  36. 36. VIDEO ASSISTED THORACOSCOPY   VATS techniques have been used successfully for biopsy of various mediastinal masses and are used commonly for the sampling of perihilar lymph nodes. VATS is one of the commonly used methods for evaluation of mediastinal lymphoma.
  37. 37. STERNOTOMY & THORACOTOMY In spite of the numerous minimally invasive options available for histologic diagnosis of mediastinal tumors and cysts, open surgical access is needed at times.  In some cases, standard Sternotomy or Thoracotomy may be the safest method available to obtain an adequate tissue diagnosis.   Some surgeons perform a Partial Upper Sternotomy, in which only the superior portion of a typical Sternotomy is performed. It is a less invasive technique that is safe and effective for accessing the anterosuperior mediastinum.
  38. 38. THYMOMA WORK UP Upto 50% patients – asymptomatic with anterior mediastinal mass on CXR  Others – symptoms due to local compression or as paraneoplastic syndrome ( eg. – Myasthenia Gravis )  CXR (PA) -rounded/oval lesion with smooth or lobulated border near the junction of ht. & gt. vsls.  CXR (Lat)-opacity at anterior cardiac window  CT Scan-helps in evaluating extent of mass  MRI-investigating vascular invasion  Indium labelled octreotide scan  CT Guided FNAC  Surgical Biopsy 
  39. 39. EXTRA GONADAL G C T WORK UP More than 90% of patients have symptoms due to local compression or invasion to adjacent structures (dyspnoea, cough, chest pain, SVCO,etc)  CXR - mass in the antero superior mediastinum  CT Scan Thorax, Abdomen, Pelvis – evaluation of the mass, screening for metastasis & lymphadenopathy  USG Scrotum – detecting occult primary  Tumour Markers – AFP, Beta HCG, LDH  CT Guided FNAC with cytologic staining for tumour markers 
  40. 40. LYMPHOMA WORK UP CBC count with differential and platelets.  Electrolyte panel and liver function tests.  Elevation in the serum lactic dehydrogenase (LDH) or β-2 microglobulin level value is an adverse prognostic feature.   The markers alpha-fetoprotein and β-human chorionic gonadotropin (βHCG) are often highly elevated in patients with mediastinal germ cell tumors, constituting an important differential diagnosis .
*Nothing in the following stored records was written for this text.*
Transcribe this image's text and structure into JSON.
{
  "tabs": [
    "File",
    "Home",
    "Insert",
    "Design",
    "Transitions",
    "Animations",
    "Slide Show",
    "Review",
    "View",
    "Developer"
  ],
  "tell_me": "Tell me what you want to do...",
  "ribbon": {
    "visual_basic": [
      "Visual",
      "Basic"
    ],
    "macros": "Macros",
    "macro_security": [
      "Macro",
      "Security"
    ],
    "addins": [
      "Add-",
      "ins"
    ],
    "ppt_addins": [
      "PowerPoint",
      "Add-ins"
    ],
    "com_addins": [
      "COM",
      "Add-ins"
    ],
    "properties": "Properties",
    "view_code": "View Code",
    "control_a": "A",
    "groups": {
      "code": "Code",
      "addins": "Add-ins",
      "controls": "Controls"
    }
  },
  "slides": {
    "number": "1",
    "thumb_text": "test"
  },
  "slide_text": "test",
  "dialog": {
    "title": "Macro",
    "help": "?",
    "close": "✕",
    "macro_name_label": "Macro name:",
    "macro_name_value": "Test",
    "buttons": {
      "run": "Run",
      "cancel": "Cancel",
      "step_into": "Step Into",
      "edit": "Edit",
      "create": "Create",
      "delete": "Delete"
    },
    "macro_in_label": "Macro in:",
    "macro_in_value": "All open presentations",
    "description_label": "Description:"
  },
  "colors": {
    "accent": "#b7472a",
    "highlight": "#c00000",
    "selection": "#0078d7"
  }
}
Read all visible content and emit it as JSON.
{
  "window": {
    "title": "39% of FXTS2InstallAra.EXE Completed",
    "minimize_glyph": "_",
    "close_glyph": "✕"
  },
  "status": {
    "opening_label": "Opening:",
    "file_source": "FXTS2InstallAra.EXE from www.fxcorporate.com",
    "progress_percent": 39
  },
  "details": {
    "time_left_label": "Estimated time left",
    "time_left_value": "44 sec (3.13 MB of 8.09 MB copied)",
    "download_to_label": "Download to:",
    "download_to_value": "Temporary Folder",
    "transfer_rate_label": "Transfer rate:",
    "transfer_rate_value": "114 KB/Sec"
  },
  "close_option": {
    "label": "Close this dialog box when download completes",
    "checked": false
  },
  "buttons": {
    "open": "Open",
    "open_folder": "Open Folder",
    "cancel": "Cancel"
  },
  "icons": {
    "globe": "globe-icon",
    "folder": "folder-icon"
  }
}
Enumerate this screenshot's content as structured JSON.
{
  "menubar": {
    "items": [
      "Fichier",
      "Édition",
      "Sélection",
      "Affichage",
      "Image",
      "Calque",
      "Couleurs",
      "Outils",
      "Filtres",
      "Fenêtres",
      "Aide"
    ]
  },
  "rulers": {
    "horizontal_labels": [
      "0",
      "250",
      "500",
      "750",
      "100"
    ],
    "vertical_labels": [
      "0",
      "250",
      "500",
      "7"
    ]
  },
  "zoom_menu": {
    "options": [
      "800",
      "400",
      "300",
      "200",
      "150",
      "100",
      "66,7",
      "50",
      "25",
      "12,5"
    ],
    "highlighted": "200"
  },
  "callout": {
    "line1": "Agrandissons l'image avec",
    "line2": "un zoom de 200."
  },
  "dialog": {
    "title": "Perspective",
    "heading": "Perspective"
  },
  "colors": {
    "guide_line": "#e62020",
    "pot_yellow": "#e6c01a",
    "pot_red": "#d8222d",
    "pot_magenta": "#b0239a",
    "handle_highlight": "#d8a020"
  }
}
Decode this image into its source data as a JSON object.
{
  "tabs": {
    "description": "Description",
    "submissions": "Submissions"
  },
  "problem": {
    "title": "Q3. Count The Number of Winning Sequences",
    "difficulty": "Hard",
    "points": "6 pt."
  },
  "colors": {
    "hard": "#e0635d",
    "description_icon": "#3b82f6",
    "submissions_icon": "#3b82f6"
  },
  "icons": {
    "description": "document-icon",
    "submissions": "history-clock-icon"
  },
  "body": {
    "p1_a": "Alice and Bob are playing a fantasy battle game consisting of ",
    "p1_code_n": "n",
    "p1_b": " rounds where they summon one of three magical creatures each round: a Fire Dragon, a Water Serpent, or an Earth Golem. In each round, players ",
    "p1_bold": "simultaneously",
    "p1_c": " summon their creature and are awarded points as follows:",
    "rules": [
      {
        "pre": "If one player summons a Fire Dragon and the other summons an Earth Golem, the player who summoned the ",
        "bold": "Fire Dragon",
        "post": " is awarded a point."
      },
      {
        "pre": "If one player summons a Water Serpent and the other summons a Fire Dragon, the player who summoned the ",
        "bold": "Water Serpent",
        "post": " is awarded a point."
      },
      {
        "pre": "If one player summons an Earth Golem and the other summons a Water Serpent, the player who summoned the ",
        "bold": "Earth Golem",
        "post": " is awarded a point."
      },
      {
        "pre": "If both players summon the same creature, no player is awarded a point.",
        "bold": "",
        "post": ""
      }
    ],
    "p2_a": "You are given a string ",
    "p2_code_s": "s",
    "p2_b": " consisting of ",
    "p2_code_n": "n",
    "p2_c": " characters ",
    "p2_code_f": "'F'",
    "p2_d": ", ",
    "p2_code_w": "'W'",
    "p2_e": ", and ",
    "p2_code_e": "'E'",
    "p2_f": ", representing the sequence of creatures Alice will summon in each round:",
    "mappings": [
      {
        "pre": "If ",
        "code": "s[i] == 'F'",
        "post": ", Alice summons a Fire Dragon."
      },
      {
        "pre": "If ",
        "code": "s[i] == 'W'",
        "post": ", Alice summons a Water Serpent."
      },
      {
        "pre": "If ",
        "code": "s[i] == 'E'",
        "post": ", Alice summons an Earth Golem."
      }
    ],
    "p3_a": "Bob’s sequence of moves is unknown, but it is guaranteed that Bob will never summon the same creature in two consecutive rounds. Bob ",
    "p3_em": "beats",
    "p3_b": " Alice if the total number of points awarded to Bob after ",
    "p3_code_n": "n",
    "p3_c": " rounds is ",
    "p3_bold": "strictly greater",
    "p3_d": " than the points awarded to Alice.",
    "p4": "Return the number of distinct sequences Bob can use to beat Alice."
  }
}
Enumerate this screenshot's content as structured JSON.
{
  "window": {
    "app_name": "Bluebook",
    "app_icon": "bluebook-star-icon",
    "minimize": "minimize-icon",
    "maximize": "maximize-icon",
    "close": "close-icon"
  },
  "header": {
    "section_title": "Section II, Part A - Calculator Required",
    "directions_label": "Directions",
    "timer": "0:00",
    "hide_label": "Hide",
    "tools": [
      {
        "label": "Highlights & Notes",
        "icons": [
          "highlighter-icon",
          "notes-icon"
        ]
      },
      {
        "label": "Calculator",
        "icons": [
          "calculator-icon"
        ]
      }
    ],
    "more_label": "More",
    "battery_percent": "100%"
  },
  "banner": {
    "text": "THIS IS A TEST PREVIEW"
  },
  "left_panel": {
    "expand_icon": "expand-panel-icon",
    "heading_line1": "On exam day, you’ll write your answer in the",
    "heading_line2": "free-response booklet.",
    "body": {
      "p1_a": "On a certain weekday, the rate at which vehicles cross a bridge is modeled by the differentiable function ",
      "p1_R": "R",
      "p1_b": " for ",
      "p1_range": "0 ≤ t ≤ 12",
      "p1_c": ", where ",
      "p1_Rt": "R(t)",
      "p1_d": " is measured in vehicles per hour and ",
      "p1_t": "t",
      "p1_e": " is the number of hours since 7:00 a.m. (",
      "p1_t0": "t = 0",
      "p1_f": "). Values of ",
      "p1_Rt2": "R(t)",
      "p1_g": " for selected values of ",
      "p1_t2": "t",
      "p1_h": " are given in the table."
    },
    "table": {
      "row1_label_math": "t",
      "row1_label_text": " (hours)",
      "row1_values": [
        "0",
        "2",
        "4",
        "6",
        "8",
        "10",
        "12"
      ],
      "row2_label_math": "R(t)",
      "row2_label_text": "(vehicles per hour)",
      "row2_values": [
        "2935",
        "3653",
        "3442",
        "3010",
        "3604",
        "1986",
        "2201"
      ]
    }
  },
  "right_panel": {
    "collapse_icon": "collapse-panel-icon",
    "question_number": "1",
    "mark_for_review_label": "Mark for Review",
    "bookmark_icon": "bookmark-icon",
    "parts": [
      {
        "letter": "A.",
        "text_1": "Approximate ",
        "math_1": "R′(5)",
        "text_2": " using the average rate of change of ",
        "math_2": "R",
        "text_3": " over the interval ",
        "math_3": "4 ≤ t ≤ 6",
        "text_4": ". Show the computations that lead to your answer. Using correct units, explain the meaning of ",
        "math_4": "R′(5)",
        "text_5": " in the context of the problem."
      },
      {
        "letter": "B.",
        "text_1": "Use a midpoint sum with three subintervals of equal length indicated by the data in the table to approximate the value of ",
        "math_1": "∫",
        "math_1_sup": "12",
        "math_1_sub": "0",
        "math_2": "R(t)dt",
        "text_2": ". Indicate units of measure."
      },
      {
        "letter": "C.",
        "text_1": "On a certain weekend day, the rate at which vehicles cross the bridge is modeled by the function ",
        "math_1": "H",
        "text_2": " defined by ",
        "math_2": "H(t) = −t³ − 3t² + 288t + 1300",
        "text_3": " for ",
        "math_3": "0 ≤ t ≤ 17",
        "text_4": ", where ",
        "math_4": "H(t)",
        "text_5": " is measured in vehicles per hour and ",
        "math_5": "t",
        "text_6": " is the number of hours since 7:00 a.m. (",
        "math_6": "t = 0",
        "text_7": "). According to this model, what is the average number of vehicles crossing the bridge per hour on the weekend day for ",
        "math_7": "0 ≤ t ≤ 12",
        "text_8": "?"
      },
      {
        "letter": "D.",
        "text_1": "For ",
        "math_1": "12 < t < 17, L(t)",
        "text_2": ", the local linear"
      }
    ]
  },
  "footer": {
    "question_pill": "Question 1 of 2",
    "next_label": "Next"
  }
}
  41. 41. LYMPHOMA WORK UP CXR (PA, lateral)- A mass larger than one third of the diameter of the thorax is considered bulky and indicates a poor prognosis.  CT scans (chest, abdomen, pelvis)- Extension to the pleura, pericardium, and even the chest wall is common. Invasion of the liver, kidneys, and peripheral lymph nodes is more common at the time of recurrence.  Findings on a gallium scan are almost always strongly positive.  PET scans represents a convenient, and probably more sensitive, alternative to a gallium scan. 
  42. 42. LYMPHOMA WORK UP    Adequate diagnostic biopsy is needed and may require surgery. Ancillary studies, which include immunohistochemistry, immunophenotyping (flow cytometry), and gene rearrangement studies, are often necessary to establish the diagnosis. Bone marrow aspirate and biopsy are necessary for staging.
  43. 43. LYMPHOMA WORK UP Biopsy of a lymph node or of the mediastinal mass with the use of mediastinoscopy or parasternotomy is necessary  Fine-needle aspiration is usually not diagnostic in this disorder due to lack of morphologic architecture .   Other tests should be performed if clinically indicated (eg, thoracentesis for pleural effusion, lumbar puncture for for neurologic symptoms).
  44. 44. THANK YOU